> WHAT IS BEING ASKED: Count up the lines holding "Herói" in the material, then reply with only the number.

> THE DATA:
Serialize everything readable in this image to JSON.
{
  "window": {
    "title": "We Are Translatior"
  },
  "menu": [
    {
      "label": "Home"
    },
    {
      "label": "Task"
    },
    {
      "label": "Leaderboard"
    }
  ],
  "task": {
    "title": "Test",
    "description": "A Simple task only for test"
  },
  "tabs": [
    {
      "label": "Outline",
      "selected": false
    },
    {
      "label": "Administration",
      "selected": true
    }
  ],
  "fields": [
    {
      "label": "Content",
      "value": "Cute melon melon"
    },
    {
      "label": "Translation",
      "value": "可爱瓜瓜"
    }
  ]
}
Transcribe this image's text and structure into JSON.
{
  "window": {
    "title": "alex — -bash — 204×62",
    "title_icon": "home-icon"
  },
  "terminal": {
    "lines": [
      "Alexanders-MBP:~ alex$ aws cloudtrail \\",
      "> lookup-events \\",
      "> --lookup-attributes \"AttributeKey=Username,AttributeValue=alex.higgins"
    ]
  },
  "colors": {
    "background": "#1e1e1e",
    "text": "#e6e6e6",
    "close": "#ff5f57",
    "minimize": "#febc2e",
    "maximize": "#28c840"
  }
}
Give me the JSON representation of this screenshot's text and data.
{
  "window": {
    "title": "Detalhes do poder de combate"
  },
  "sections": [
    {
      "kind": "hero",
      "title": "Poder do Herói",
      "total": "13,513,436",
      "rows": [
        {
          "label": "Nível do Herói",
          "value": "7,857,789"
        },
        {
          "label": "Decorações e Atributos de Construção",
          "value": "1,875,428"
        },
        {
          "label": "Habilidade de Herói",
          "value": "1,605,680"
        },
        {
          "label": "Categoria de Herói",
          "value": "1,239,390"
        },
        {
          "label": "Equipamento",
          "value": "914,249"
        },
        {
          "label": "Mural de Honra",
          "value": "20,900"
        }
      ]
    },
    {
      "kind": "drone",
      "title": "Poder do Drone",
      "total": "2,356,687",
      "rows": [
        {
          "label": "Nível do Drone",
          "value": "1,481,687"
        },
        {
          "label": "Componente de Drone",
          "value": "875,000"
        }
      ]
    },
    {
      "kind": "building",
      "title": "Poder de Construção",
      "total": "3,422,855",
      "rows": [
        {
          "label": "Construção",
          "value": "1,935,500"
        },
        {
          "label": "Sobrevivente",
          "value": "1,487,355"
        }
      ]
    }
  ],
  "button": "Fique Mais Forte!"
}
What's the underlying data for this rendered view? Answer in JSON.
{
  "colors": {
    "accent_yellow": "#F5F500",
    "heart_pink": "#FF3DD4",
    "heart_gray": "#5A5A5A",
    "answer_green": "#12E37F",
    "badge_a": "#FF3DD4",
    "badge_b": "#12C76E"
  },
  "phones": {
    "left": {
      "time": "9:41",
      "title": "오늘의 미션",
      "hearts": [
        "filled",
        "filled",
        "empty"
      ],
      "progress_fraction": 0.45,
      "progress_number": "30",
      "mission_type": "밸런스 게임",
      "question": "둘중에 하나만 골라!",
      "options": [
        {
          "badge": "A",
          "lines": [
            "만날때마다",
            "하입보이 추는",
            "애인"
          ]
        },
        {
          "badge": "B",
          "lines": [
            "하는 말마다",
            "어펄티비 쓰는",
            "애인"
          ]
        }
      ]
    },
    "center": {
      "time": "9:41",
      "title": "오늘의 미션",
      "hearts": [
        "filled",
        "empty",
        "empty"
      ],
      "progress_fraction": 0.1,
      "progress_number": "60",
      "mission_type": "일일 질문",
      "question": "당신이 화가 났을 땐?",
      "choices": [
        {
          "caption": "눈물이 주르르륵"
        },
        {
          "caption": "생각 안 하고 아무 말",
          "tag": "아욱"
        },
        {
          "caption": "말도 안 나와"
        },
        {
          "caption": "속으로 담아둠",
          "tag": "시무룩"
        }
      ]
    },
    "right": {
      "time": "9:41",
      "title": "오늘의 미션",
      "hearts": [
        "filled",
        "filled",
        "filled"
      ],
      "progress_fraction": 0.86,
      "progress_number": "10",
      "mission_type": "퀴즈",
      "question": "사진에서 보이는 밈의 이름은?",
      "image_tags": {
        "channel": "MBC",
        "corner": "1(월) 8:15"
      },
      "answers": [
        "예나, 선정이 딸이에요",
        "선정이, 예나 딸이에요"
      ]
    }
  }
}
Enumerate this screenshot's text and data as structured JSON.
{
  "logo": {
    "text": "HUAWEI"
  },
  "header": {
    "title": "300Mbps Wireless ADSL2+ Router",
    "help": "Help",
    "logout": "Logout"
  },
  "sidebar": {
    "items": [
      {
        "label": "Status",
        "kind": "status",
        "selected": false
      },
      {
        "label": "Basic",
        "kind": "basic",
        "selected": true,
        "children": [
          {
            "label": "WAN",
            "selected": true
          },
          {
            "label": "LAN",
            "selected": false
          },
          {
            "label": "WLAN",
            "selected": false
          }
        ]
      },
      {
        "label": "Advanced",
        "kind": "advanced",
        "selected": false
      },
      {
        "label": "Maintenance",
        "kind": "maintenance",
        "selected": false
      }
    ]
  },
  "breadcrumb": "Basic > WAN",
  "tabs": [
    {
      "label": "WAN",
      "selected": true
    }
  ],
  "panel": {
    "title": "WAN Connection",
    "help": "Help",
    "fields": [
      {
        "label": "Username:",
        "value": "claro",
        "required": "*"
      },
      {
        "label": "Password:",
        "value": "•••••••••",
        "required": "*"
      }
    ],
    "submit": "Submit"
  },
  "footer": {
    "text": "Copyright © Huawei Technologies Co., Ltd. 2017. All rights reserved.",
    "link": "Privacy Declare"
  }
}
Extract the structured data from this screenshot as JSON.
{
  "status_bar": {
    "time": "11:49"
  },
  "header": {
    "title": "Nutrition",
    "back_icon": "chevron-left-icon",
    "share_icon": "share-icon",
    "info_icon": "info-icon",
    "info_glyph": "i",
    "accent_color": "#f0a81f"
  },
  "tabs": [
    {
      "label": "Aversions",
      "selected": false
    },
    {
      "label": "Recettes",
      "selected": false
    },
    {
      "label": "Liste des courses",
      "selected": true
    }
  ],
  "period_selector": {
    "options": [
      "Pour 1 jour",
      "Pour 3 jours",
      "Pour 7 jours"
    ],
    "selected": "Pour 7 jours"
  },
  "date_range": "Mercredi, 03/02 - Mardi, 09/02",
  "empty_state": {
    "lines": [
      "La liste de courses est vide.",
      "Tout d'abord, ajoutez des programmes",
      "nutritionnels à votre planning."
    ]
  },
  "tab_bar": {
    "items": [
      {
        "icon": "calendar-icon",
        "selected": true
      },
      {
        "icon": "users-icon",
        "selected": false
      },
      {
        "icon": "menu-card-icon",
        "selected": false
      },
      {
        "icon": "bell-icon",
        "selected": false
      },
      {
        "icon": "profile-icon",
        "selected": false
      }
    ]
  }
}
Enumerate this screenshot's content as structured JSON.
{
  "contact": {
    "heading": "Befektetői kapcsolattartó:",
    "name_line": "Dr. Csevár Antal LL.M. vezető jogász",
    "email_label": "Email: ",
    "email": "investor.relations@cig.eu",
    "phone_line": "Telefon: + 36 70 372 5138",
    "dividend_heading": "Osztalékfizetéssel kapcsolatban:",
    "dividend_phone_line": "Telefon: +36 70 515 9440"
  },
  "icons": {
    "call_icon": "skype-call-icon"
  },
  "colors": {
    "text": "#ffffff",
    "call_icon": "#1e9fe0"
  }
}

> RESULT OF THIS EXERCISE: 4